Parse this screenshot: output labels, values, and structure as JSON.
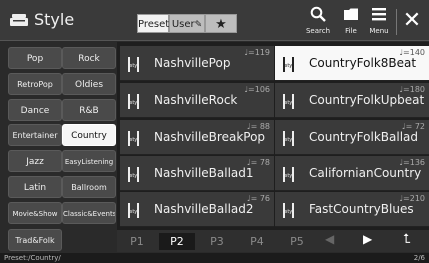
{
  "header": {
    "title": "Style",
    "tabs": {
      "preset": "Preset",
      "user": "User",
      "favorite": "★"
    },
    "search_label": "Search",
    "file_label": "File",
    "menu_label": "Menu",
    "close": "✕"
  },
  "categories": [
    "Pop",
    "Rock",
    "RetroPop",
    "Oldies",
    "Dance",
    "R&B",
    "Entertainer",
    "Country",
    "Jazz",
    "EasyListening",
    "Latin",
    "Ballroom",
    "Movie&Show",
    "Classic&Events",
    "Trad&Folk"
  ],
  "selected_category": "Country",
  "styles": [
    {
      "name": "NashvillePop",
      "tempo": "♩=119"
    },
    {
      "name": "CountryFolk8Beat",
      "tempo": "♩=140"
    },
    {
      "name": "NashvilleRock",
      "tempo": "♩=106"
    },
    {
      "name": "CountryFolkUpbeat",
      "tempo": "♩=180"
    },
    {
      "name": "NashvilleBreakPop",
      "tempo": "♩= 88"
    },
    {
      "name": "CountryFolkBallad",
      "tempo": "♩= 72"
    },
    {
      "name": "NashvilleBallad1",
      "tempo": "♩= 78"
    },
    {
      "name": "CalifornianCountry",
      "tempo": "♩=136"
    },
    {
      "name": "NashvilleBallad2",
      "tempo": "♩= 76"
    },
    {
      "name": "FastCountryBlues",
      "tempo": "♩=210"
    }
  ],
  "selected_style": "CountryFolk8Beat",
  "pages": [
    "P1",
    "P2",
    "P3",
    "P4",
    "P5"
  ],
  "current_page": "P2",
  "nav": {
    "prev": "◀",
    "next": "▶",
    "up": "⮤"
  },
  "status": {
    "path": "Preset:/Country/",
    "page": "2/6"
  }
}
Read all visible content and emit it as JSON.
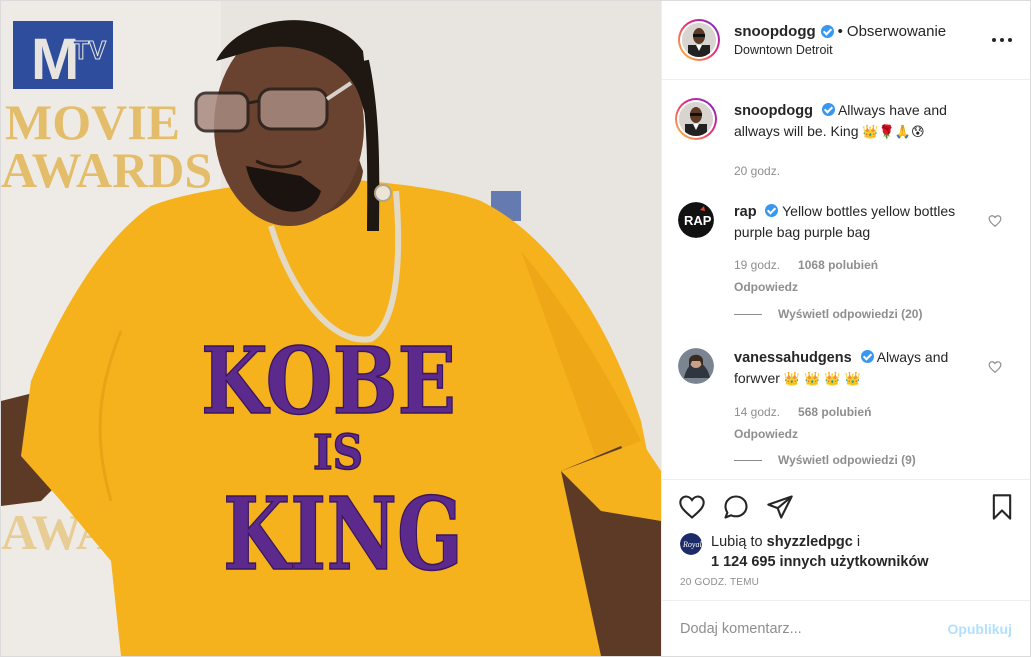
{
  "header": {
    "username": "snoopdogg",
    "separator": "•",
    "follow_label": "Obserwowanie",
    "location": "Downtown Detroit",
    "more_icon": "more-horizontal-icon"
  },
  "caption": {
    "username": "snoopdogg",
    "text": "Allways have and allways will be. King",
    "emojis": "👑🌹🙏😰",
    "time": "20 godz."
  },
  "comments": [
    {
      "username": "rap",
      "text": "Yellow bottles yellow bottles purple bag purple bag",
      "time": "19 godz.",
      "likes": "1068 polubień",
      "reply_label": "Odpowiedz",
      "view_replies": "Wyświetl odpowiedzi (20)"
    },
    {
      "username": "vanessahudgens",
      "text": "Always and forwver",
      "emojis": "👑 👑 👑 👑",
      "time": "14 godz.",
      "likes": "568 polubień",
      "reply_label": "Odpowiedz",
      "view_replies": "Wyświetl odpowiedzi (9)"
    }
  ],
  "likes": {
    "prefix": "Lubią to",
    "user": "shyzzledpgc",
    "suffix": "i",
    "others": "1 124 695 innych użytkowników"
  },
  "timestamp": "20 GODZ. TEMU",
  "add_comment": {
    "placeholder": "Dodaj komentarz...",
    "post_label": "Opublikuj"
  },
  "photo": {
    "backdrop_text_top": [
      "MOVIE",
      "AWARDS"
    ],
    "backdrop_logo": "TV",
    "backdrop_text_bottom": "AWARDS",
    "shirt_lines": [
      "KOBE",
      "IS",
      "KING"
    ]
  },
  "colors": {
    "shirt": "#f6b21c",
    "shirt_text": "#5b2a8c",
    "backdrop": "#e9e6e1",
    "mtv_blue": "#2e4d9c",
    "verified": "#3897f0",
    "post_button": "#b2dffc"
  }
}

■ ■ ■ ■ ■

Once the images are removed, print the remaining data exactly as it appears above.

→ **ANSWER BOX**
Parse this screenshot: output labels, values, and structure as JSON.
{
  "header": {
    "title": "Style",
    "tabs": {
      "preset": "Preset",
      "user": "User",
      "favorite": "★"
    },
    "search_label": "Search",
    "file_label": "File",
    "menu_label": "Menu",
    "close": "✕"
  },
  "categories": [
    "Pop",
    "Rock",
    "RetroPop",
    "Oldies",
    "Dance",
    "R&B",
    "Entertainer",
    "Country",
    "Jazz",
    "EasyListening",
    "Latin",
    "Ballroom",
    "Movie&Show",
    "Classic&Events",
    "Trad&Folk"
  ],
  "selected_category": "Country",
  "styles": [
    {
      "name": "NashvillePop",
      "tempo": "♩=119"
    },
    {
      "name": "CountryFolk8Beat",
      "tempo": "♩=140"
    },
    {
      "name": "NashvilleRock",
      "tempo": "♩=106"
    },
    {
      "name": "CountryFolkUpbeat",
      "tempo": "♩=180"
    },
    {
      "name": "NashvilleBreakPop",
      "tempo": "♩= 88"
    },
    {
      "name": "CountryFolkBallad",
      "tempo": "♩= 72"
    },
    {
      "name": "NashvilleBallad1",
      "tempo": "♩= 78"
    },
    {
      "name": "CalifornianCountry",
      "tempo": "♩=136"
    },
    {
      "name": "NashvilleBallad2",
      "tempo": "♩= 76"
    },
    {
      "name": "FastCountryBlues",
      "tempo": "♩=210"
    }
  ],
  "selected_style": "CountryFolk8Beat",
  "pages": [
    "P1",
    "P2",
    "P3",
    "P4",
    "P5"
  ],
  "current_page": "P2",
  "nav": {
    "prev": "◀",
    "next": "▶",
    "up": "⮤"
  },
  "status": {
    "path": "Preset:/Country/",
    "page": "2/6"
  }
}
Read all visible content and emit it as JSON.
{
  "header": {
    "username": "snoopdogg",
    "separator": "•",
    "follow_label": "Obserwowanie",
    "location": "Downtown Detroit",
    "more_icon": "more-horizontal-icon"
  },
  "caption": {
    "username": "snoopdogg",
    "text": "Allways have and allways will be. King",
    "emojis": "👑🌹🙏😰",
    "time": "20 godz."
  },
  "comments": [
    {
      "username": "rap",
      "text": "Yellow bottles yellow bottles purple bag purple bag",
      "time": "19 godz.",
      "likes": "1068 polubień",
      "reply_label": "Odpowiedz",
      "view_replies": "Wyświetl odpowiedzi (20)"
    },
    {
      "username": "vanessahudgens",
      "text": "Always and forwver",
      "emojis": "👑 👑 👑 👑",
      "time": "14 godz.",
      "likes": "568 polubień",
      "reply_label": "Odpowiedz",
      "view_replies": "Wyświetl odpowiedzi (9)"
    }
  ],
  "likes": {
    "prefix": "Lubią to",
    "user": "shyzzledpgc",
    "suffix": "i",
    "others": "1 124 695 innych użytkowników"
  },
  "timestamp": "20 GODZ. TEMU",
  "add_comment": {
    "placeholder": "Dodaj komentarz...",
    "post_label": "Opublikuj"
  },
  "photo": {
    "backdrop_text_top": [
      "MOVIE",
      "AWARDS"
    ],
    "backdrop_logo": "TV",
    "backdrop_text_bottom": "AWARDS",
    "shirt_lines": [
      "KOBE",
      "IS",
      "KING"
    ]
  },
  "colors": {
    "shirt": "#f6b21c",
    "shirt_text": "#5b2a8c",
    "backdrop": "#e9e6e1",
    "mtv_blue": "#2e4d9c",
    "verified": "#3897f0",
    "post_button": "#b2dffc"
  }
}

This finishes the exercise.